Ogden was ten seconds behind, continuing his strong carnival season with another podium finish. In the next duel, Harmeyer outkicked Wolter, taking the bronze medal by just 1.2 seconds. Moore hung tough on his lonely mission, grabbing fifth place and securing the win for the Catamount men (130 points total.)
Drolet is the first-ever Harvard male nordic skier to win a carnival, and only the second Crimson to win a carnival in the past 35 years. His performance, along with a few other strong races, powered the Harvard men to a best-ever second place finish, piling up 107 points. Middlebury was third in the men's race, notching 96 points.
Harvard head coach Chris City was thrilled with his team's historic day, saying "It was a great race out there today. Rémi’s win is really exciting. He’s such a hard worker - both in his training and his academic life...He and Ben put on quite a show!"

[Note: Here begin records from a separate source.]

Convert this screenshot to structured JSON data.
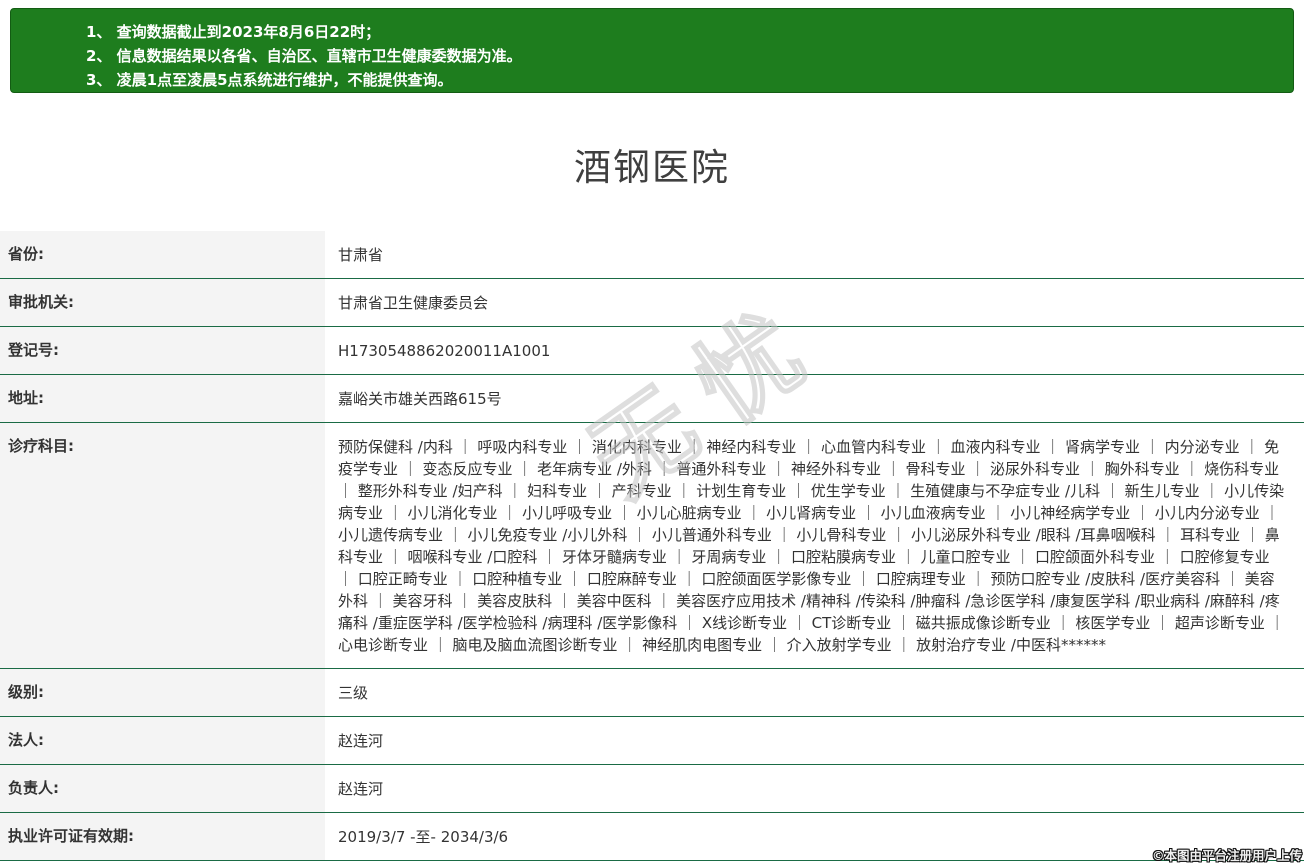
{
  "notice": {
    "lines": [
      "1、 查询数据截止到2023年8月6日22时；",
      "2、 信息数据结果以各省、自治区、直辖市卫生健康委数据为准。",
      "3、 凌晨1点至凌晨5点系统进行维护，不能提供查询。"
    ]
  },
  "page_title": "酒钢医院",
  "info_table": {
    "rows": [
      {
        "label": "省份:",
        "value": "甘肃省"
      },
      {
        "label": "审批机关:",
        "value": "甘肃省卫生健康委员会"
      },
      {
        "label": "登记号:",
        "value": "H1730548862020011A1001"
      },
      {
        "label": "地址:",
        "value": "嘉峪关市雄关西路615号"
      },
      {
        "label": "诊疗科目:",
        "value": "预防保健科 /内科 ｜ 呼吸内科专业 ｜ 消化内科专业 ｜ 神经内科专业 ｜ 心血管内科专业 ｜ 血液内科专业 ｜ 肾病学专业 ｜ 内分泌专业 ｜ 免疫学专业 ｜ 变态反应专业 ｜ 老年病专业 /外科 ｜ 普通外科专业 ｜ 神经外科专业 ｜ 骨科专业 ｜ 泌尿外科专业 ｜ 胸外科专业 ｜ 烧伤科专业 ｜ 整形外科专业 /妇产科 ｜ 妇科专业 ｜ 产科专业 ｜ 计划生育专业 ｜ 优生学专业 ｜ 生殖健康与不孕症专业 /儿科 ｜ 新生儿专业 ｜ 小儿传染病专业 ｜ 小儿消化专业 ｜ 小儿呼吸专业 ｜ 小儿心脏病专业 ｜ 小儿肾病专业 ｜ 小儿血液病专业 ｜ 小儿神经病学专业 ｜ 小儿内分泌专业 ｜ 小儿遗传病专业 ｜ 小儿免疫专业 /小儿外科 ｜ 小儿普通外科专业 ｜ 小儿骨科专业 ｜ 小儿泌尿外科专业 /眼科 /耳鼻咽喉科 ｜ 耳科专业 ｜ 鼻科专业 ｜ 咽喉科专业 /口腔科 ｜ 牙体牙髓病专业 ｜ 牙周病专业 ｜ 口腔粘膜病专业 ｜ 儿童口腔专业 ｜ 口腔颌面外科专业 ｜ 口腔修复专业 ｜ 口腔正畸专业 ｜ 口腔种植专业 ｜ 口腔麻醉专业 ｜ 口腔颌面医学影像专业 ｜ 口腔病理专业 ｜ 预防口腔专业 /皮肤科 /医疗美容科 ｜ 美容外科 ｜ 美容牙科 ｜ 美容皮肤科 ｜ 美容中医科 ｜ 美容医疗应用技术 /精神科 /传染科 /肿瘤科 /急诊医学科 /康复医学科 /职业病科 /麻醉科 /疼痛科 /重症医学科 /医学检验科 /病理科 /医学影像科 ｜ X线诊断专业 ｜ CT诊断专业 ｜ 磁共振成像诊断专业 ｜ 核医学专业 ｜ 超声诊断专业 ｜ 心电诊断专业 ｜ 脑电及脑血流图诊断专业 ｜ 神经肌肉电图专业 ｜ 介入放射学专业 ｜ 放射治疗专业 /中医科******"
      },
      {
        "label": "级别:",
        "value": "三级"
      },
      {
        "label": "法人:",
        "value": "赵连河"
      },
      {
        "label": "负责人:",
        "value": "赵连河"
      },
      {
        "label": "执业许可证有效期:",
        "value": "2019/3/7 -至- 2034/3/6"
      }
    ]
  },
  "watermark_text": "无忧",
  "footer_credit": "©本图由平台注册用户上传",
  "colors": {
    "notice_bg": "#1e7d1e",
    "notice_border": "#135c13",
    "row_divider": "#1a6b45",
    "label_bg": "#f4f4f4",
    "text": "#333333"
  }
}
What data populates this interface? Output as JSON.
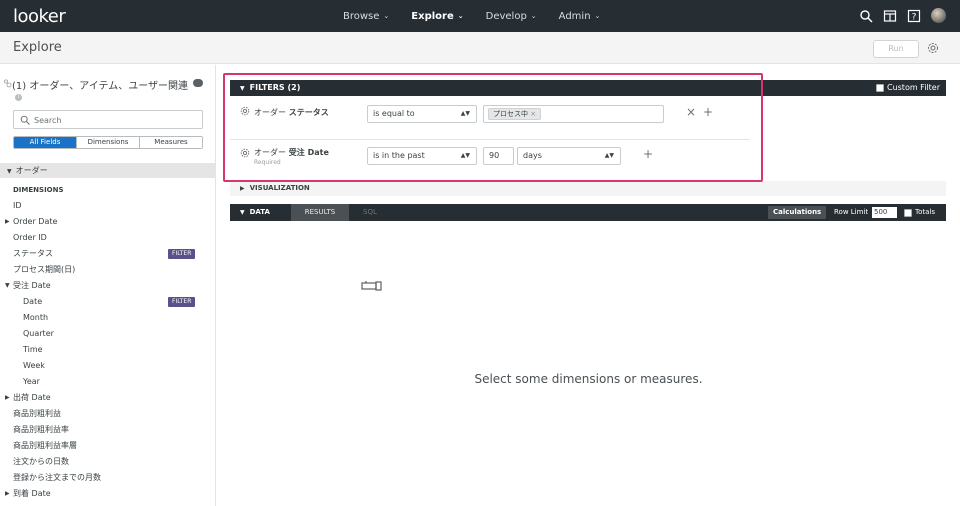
{
  "nav": {
    "logo": "looker",
    "links": [
      {
        "label": "Browse",
        "active": false
      },
      {
        "label": "Explore",
        "active": true
      },
      {
        "label": "Develop",
        "active": false
      },
      {
        "label": "Admin",
        "active": false
      }
    ]
  },
  "header": {
    "title": "Explore",
    "run_label": "Run"
  },
  "sidebar": {
    "model_title": "(1) オーダー、アイテム、ユーザー関連",
    "search_placeholder": "Search",
    "tabs": [
      "All Fields",
      "Dimensions",
      "Measures"
    ],
    "view_name": "オーダー",
    "dimensions_header": "DIMENSIONS",
    "fields": [
      {
        "label": "ID"
      },
      {
        "label": "Order Date"
      },
      {
        "label": "Order ID"
      },
      {
        "label": "ステータス",
        "filter": "FILTER"
      },
      {
        "label": "プロセス期間(日)"
      },
      {
        "label": "受注 Date"
      },
      {
        "label": "Date",
        "filter": "FILTER"
      },
      {
        "label": "Month"
      },
      {
        "label": "Quarter"
      },
      {
        "label": "Time"
      },
      {
        "label": "Week"
      },
      {
        "label": "Year"
      },
      {
        "label": "出荷 Date"
      },
      {
        "label": "商品別粗利益"
      },
      {
        "label": "商品別粗利益率"
      },
      {
        "label": "商品別粗利益率層"
      },
      {
        "label": "注文からの日数"
      },
      {
        "label": "登録から注文までの月数"
      },
      {
        "label": "到着 Date"
      }
    ]
  },
  "filters": {
    "header": "FILTERS (2)",
    "custom_filter": "Custom Filter",
    "rows": [
      {
        "view": "オーダー",
        "field": "ステータス",
        "operator": "is equal to",
        "value_chip": "プロセス中"
      },
      {
        "view": "オーダー",
        "field": "受注 Date",
        "required": "Required",
        "operator": "is in the past",
        "number": "90",
        "unit": "days"
      }
    ]
  },
  "visualization": {
    "label": "VISUALIZATION"
  },
  "data": {
    "label": "DATA",
    "tab_results": "RESULTS",
    "tab_sql": "SQL",
    "calculations": "Calculations",
    "row_limit_label": "Row Limit",
    "row_limit_value": "500",
    "totals_label": "Totals"
  },
  "empty_state": "Select some dimensions or measures.",
  "colors": {
    "nav_bg": "#262d33",
    "accent": "#1a73c7",
    "filter_tag": "#5b4f8c",
    "highlight": "#d6366c"
  }
}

Drolet was also excited about Harvard's success, saying "I am very happy to be a part of this team, and they support me so well. I hope that we can continue to improve as a team."
The freezing rain has switched over to snow and tonight’s forecast looks to create fantastic conditions for tomorrow’s 5/10k individual start skate. The race a combined carnival/Eastern Cup.
Total nordic scores after Day 1:
UVM - 262
Middlebury - 220
Bowdoin - 177
Complete results from today, as well as start lists for tomorrow, are available here.